Marcus Crouch in The Nesbit Tradition describes Lynch's work as "the richest and most heart-warming of family stories." He particularly mentions the fantasy The Grey Goose of Kilnevin and the "homely adventure" Fiddler's Quest.
- The Green Dragon (1925)
- Cobbler's Apprentice (1930)
- The Turf-cutter's Donkey: An Irish Story of Mystery and Adventure (1934)
- The Donkey Goes Visiting: The Story of an Island Holiday (1935)
- The Turf-Cutter's Donkey Kicks Up His Heels (1939)
- Long Ears (1943)
- King of the Tinkers (1938)
- The Grey Goose of Kilnevin (1939)
- Fiddler's Quest (1941)
- Strangers at the Fair (1945)
- Lisheen at the Valley Farm & Other Stories (1945)
- Brogeen of the Stepping Stones (1947)
- Brogeen Follows the Magic Tune (1952)
- Brogeen and the Green Shoes (1953)
- Brogeen and the Bronze Lizard (1954)
- Brogeen and the Princess of Sheen (1955)
- Brogeen and the Lost Castle (1956)
- Brogeen and the Black Enchanter (1958)
- The Stone House at Kilgobbin: a Brogeen Story (1959)
- Brogeen and the Little Wind (1962)
- Brogeen and the Red Fez (1963)
- The Lost Fisherman of Carrigmor: a Brogeen Story (1960)
- Guests at the Beech Tree: a Brogeen story (1964)
- The Mad O'Haras (1948)
- The Dark Sailor of Youghal (1951)
- The Boy at the Swinging Lantern (1952)
- Grania of Castle O'Hara (1952)
- Delia Daly of Galloping Green (1953)
- Orla of Burren: The Story of a Sea-Captain's Daughter (1954)
- Tinker Boy (1955)
- The Bookshop on the Quay (1956) (alt. title Shane Comes to Dublin)
- Cobbler's Luck (1957)
- Fiona Leaps the Bonfire (1957)
- The Old Black Sea Chest: A Story of Bantry Bay (1958)
- Jinny the Changeling (1959)
- The Runaways (1959)
- Sally from Cork (1960)
- The Longest Way Round (1961)
- Ryan's Fort (1961)
- The Golden Caddy (1962)
- The House at Lough Neagh (1963)
- Holiday at Rosquin (1964)
- Mona of the Isle (1965)
- Back of Beyond (1966)
- The Kerry Caravan (1967)
- Knights of God: Stories of the Irish Saints (1945)
- Strangers at the Fair and Other Stories (1945)
- The Seventh Pig and Other Irish Fairy Tales (1950)
- Tales of Irish Enchantment (1952)
- The Twisted Key and Other Stories (1964)
- A Storyteller's Childhood (1947)
- Maria Luddy, "Lynch , Patricia Nora (c. 1894–1972)", Oxford Dictionary of National Biography (Oxford, UK: OUP, 2004) Retrieved 14 November 2015, pay-walled
- "In praise of Patricia Lynch". The Irish Times. Retrieved 4 February 2016.

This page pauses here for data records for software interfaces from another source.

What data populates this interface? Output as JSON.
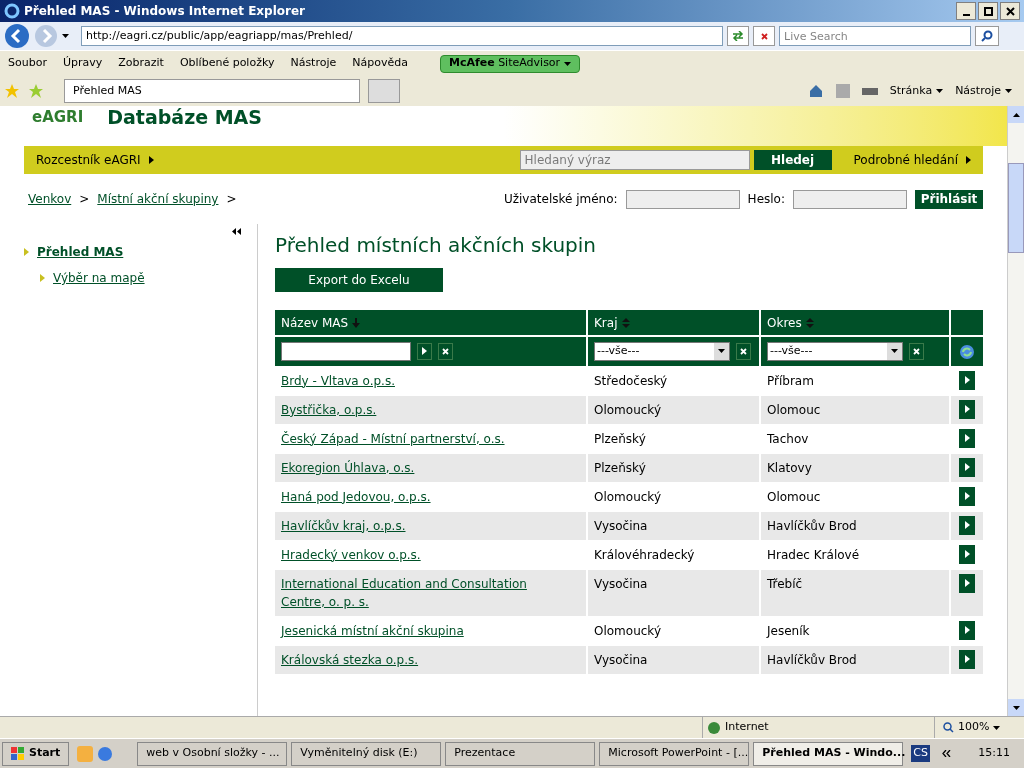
{
  "window": {
    "title": "Přehled MAS - Windows Internet Explorer"
  },
  "address": {
    "url": "http://eagri.cz/public/app/eagriapp/mas/Prehled/"
  },
  "search": {
    "placeholder": "Live Search"
  },
  "menu": [
    "Soubor",
    "Úpravy",
    "Zobrazit",
    "Oblíbené položky",
    "Nástroje",
    "Nápověda"
  ],
  "addon": {
    "label_bold": "McAfee",
    "label": "SiteAdvisor"
  },
  "tabs": [
    {
      "label": "Přehled MAS",
      "selected": true
    }
  ],
  "toolbar": [
    "Stránka",
    "Nástroje"
  ],
  "site": {
    "logo": "eAGRI",
    "title": "Databáze MAS"
  },
  "nav": {
    "left": "Rozcestník eAGRI",
    "search_placeholder": "Hledaný výraz",
    "search_button": "Hledej",
    "right": "Podrobné hledání"
  },
  "breadcrumb": [
    {
      "label": "Venkov",
      "separator": ">"
    },
    {
      "label": "Místní akční skupiny",
      "separator": ">"
    }
  ],
  "login": {
    "user_label": "Uživatelské jméno:",
    "password_label": "Heslo:",
    "button": "Přihlásit"
  },
  "sidebar": {
    "items": [
      {
        "label": "Přehled MAS",
        "selected": true,
        "children": [
          {
            "label": "Výběr na mapě",
            "selected": false
          }
        ]
      }
    ]
  },
  "heading": "Přehled místních akčních skupin",
  "export_button": "Export do Excelu",
  "table": {
    "columns": [
      {
        "label": "Název MAS",
        "kind": "sorted"
      },
      {
        "label": "Kraj",
        "kind": "sortable"
      },
      {
        "label": "Okres",
        "kind": "sortable"
      }
    ],
    "filters": [
      {
        "kind": "text"
      },
      {
        "kind": "select",
        "value": "---vše---"
      },
      {
        "kind": "select",
        "value": "---vše---"
      }
    ],
    "rows": [
      {
        "name": "Brdy - Vltava o.p.s.",
        "kraj": "Středočeský",
        "okres": "Příbram"
      },
      {
        "name": "Bystřička, o.p.s.",
        "kraj": "Olomoucký",
        "okres": "Olomouc"
      },
      {
        "name": "Český Západ - Místní partnerství, o.s.",
        "kraj": "Plzeňský",
        "okres": "Tachov"
      },
      {
        "name": "Ekoregion Úhlava, o.s.",
        "kraj": "Plzeňský",
        "okres": "Klatovy"
      },
      {
        "name": "Haná pod Jedovou, o.p.s.",
        "kraj": "Olomoucký",
        "okres": "Olomouc"
      },
      {
        "name": "Havlíčkův kraj, o.p.s.",
        "kraj": "Vysočina",
        "okres": "Havlíčkův Brod"
      },
      {
        "name": "Hradecký venkov o.p.s.",
        "kraj": "Královéhradecký",
        "okres": "Hradec Králové"
      },
      {
        "name": "International Education and Consultation Centre, o. p. s.",
        "kraj": "Vysočina",
        "okres": "Třebíč"
      },
      {
        "name": "Jesenická místní akční skupina",
        "kraj": "Olomoucký",
        "okres": "Jeseník"
      },
      {
        "name": "Královská stezka o.p.s.",
        "kraj": "Vysočina",
        "okres": "Havlíčkův Brod"
      }
    ]
  },
  "status_bar": {
    "zone": "Internet",
    "zoom": "100%"
  },
  "taskbar": {
    "start": "Start",
    "items": [
      {
        "label": "web v Osobní složky - ...",
        "selected": false
      },
      {
        "label": "Vyměnitelný disk (E:)",
        "selected": false
      },
      {
        "label": "Prezentace",
        "selected": false
      },
      {
        "label": "Microsoft PowerPoint - [...",
        "selected": false
      },
      {
        "label": "Přehled MAS - Windo...",
        "selected": true
      }
    ],
    "lang": "CS",
    "clock": "15:11"
  }
}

- PAPERS OF PATRICIA LYNCH AND R. M. FOX (PDF). National Library of Ireland.
- "A storyteller's childhood revisited" (PDF). Retrieved 4 February 2016.
- Young, Phil. Patricia Lynch, Storyteller Dublin: Liberties press, 2005. ISBN 978-0-9545335-9-5
- "The Teresa Deevy Archive".
- cf. Eugene Lambert
- Patricia Lynch at the Internet Movie Database
- "The Teresa Deevy Archive".
- Marcus Crouch, The Nesbit Tradition: The Children's Novel 1945-1970 (1972) pp. 182-84.